A friend of mine emailed me yesterday and asked for some advice on eating healthy on a budget. Since this is an area of passion for me, my email back to her basically came out in the form of an essay, which I’ll share with you!
Geoff and I have a budget of £45/week (about $65) for groceries.
Here’s how we make it work:
-Cut down on meat and dairy and opt for veggie meals at least a couple times a week. I know it might make you feel like you’re wasting away, but that’s mostly psychological. You will not die because you’re only eating half as much meat. You will, however, have a lower impact on the environment, save a good chunk of change, and enjoy meat more when you do have it!
-Learn about substitutions: chicken thighs are way cheaper than chicken breasts; ground turkey can be cheaper and healthier than ground beef; and you can almost always cut down the amount of meat in something and add more veggies or vegan protein like lentils, chickpeas, or beans.
-Cook meat as an ingredient rather than a main course. We don’t generally have chicken breasts or steaks or whole fish fillets for dinner at this point except for on special occasions. Instead, we’ll usually have pasta with a little chicken cut up in it, or stew that has a little beef and lots of carrots and potatoes.
-Buy meat in bulk or on sale and freeze it. Most stores have shelves with just the food that expires today or tomorrow, at really reduced prices. I always go here first and grab whatever they have, and then I just throw it in the freezer as soon as I get home if I’m not going to cook it that day. I end up saving at least 1/3 on meat this way. Score! Same goes for buying more meat than you need. Wrap whatever you don’t use in foil, label it clearly, and freeze it
-Opt for whole foods rather than pre-packaged! They are so much cheaper, and you also get to avoid all of the terrifying-sounding mystery additives in processed food. Cooking whole foods does take longer, and this will be an adjustment for most people, but below are a couple of tips for making it work for you.
-Set aside a block of time once or twice a week for prep work.
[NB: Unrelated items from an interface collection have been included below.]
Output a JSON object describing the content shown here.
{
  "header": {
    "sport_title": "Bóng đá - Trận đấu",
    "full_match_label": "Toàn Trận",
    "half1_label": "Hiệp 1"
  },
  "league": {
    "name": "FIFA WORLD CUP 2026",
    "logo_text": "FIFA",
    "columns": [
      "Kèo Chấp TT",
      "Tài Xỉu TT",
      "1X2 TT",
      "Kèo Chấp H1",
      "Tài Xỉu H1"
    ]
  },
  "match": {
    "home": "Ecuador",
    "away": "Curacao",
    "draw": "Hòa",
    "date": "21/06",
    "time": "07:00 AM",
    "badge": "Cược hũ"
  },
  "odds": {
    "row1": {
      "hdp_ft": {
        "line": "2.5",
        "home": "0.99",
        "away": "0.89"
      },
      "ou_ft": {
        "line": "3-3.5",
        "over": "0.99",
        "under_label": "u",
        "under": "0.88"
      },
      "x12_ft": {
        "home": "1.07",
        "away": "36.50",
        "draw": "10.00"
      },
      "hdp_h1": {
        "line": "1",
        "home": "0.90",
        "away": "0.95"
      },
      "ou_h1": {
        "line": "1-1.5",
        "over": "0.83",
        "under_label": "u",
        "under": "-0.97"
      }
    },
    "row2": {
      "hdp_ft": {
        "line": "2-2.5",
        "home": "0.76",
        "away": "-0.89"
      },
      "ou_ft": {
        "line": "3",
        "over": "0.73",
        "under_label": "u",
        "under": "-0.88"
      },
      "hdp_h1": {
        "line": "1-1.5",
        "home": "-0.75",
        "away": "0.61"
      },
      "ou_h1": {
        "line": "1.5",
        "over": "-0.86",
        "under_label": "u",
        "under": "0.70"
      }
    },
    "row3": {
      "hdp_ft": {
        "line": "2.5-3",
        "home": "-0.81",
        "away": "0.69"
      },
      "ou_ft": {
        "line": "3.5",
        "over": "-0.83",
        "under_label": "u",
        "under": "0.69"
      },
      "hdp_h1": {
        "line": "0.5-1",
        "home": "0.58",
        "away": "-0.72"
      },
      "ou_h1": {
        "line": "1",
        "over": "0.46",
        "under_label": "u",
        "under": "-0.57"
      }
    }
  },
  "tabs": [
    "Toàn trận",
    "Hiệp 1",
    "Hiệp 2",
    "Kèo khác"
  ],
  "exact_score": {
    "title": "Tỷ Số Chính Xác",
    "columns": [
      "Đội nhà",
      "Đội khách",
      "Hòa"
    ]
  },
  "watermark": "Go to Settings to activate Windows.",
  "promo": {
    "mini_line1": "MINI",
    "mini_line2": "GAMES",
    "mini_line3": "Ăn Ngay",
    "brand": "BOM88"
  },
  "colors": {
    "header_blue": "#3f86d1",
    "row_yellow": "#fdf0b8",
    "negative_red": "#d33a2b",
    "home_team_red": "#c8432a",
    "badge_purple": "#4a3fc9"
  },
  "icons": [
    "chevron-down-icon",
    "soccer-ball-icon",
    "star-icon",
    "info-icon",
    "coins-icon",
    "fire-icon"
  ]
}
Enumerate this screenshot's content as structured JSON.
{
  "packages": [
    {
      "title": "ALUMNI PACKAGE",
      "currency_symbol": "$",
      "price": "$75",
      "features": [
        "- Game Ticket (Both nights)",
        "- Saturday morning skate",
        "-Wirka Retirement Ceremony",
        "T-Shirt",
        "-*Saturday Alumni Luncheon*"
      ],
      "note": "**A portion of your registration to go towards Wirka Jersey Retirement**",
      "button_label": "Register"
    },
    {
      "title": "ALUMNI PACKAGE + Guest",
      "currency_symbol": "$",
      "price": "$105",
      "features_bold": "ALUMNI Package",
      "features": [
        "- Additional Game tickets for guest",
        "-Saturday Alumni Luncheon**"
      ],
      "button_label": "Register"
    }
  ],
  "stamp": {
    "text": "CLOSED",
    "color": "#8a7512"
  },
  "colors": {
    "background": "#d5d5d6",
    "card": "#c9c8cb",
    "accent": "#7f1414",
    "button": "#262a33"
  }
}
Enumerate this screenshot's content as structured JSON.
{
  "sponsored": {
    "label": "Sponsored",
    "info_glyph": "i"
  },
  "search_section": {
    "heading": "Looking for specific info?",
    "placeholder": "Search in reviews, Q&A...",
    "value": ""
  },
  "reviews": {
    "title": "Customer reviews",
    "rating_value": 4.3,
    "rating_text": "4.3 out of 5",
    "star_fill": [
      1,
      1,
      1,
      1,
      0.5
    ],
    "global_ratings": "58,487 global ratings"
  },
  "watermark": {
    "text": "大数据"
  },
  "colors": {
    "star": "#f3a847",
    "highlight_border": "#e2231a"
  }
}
If you’re already chopping veggies, it doesn’t take that much longer to chop a few more. Most things can be prepped a few days before you cook them. Then, when you go to cook a meal, you’re like the guys on the cooking channel with all their bowls of pre-chopped veggies and it takes you 20 minutes to cook a meal.
-Cook in bulk. If I’m making chili, I make about 4 times what I need for a meal. Then I freeze half of it, leave a quarter of it in a tupperware in the fridge, and eat a quarter of it. 4 meals, one cooking time. Bonus: Most foods are less expensive per pound when you buy more of them.
-Eliminate waste! I am hyper-vigilant about waste. If I buy something, I’m going to eat it. This means I’m always watching expiration dates, ignoring them where acceptable (veggies), freezing food before it expires (meat and dairy), and cutting out bad spots rather than throwing a whole food item away. I decide what I’m eating on any given day based on what is going to go bad soonest. Yes, sometimes this means I don’t get to eat a frozen pizza (guilty pleasure) because my leftover vegetable soup is one day away from destruction. But I’m saving money and learning something about appreciating the resources I have. The Western mindset about waste is one I don’t want anything to do with.
-Remember that a luxury is a luxury. Steak is a luxury. Alcohol is a luxury. Really good chocolate is a luxury. We do buy those things, but only when we have extra money left over within our budget. We’ve had to do some redefining about luxury versus necessity in our lives, but I find myself appreciating the luxuries that much more as a result. They’re special again.
Does it take some adjustment? Yes. Do we always end up safely within our £45? No. Do we make exceptions for special occasions and celebrations? Absolutely.
Give it a try!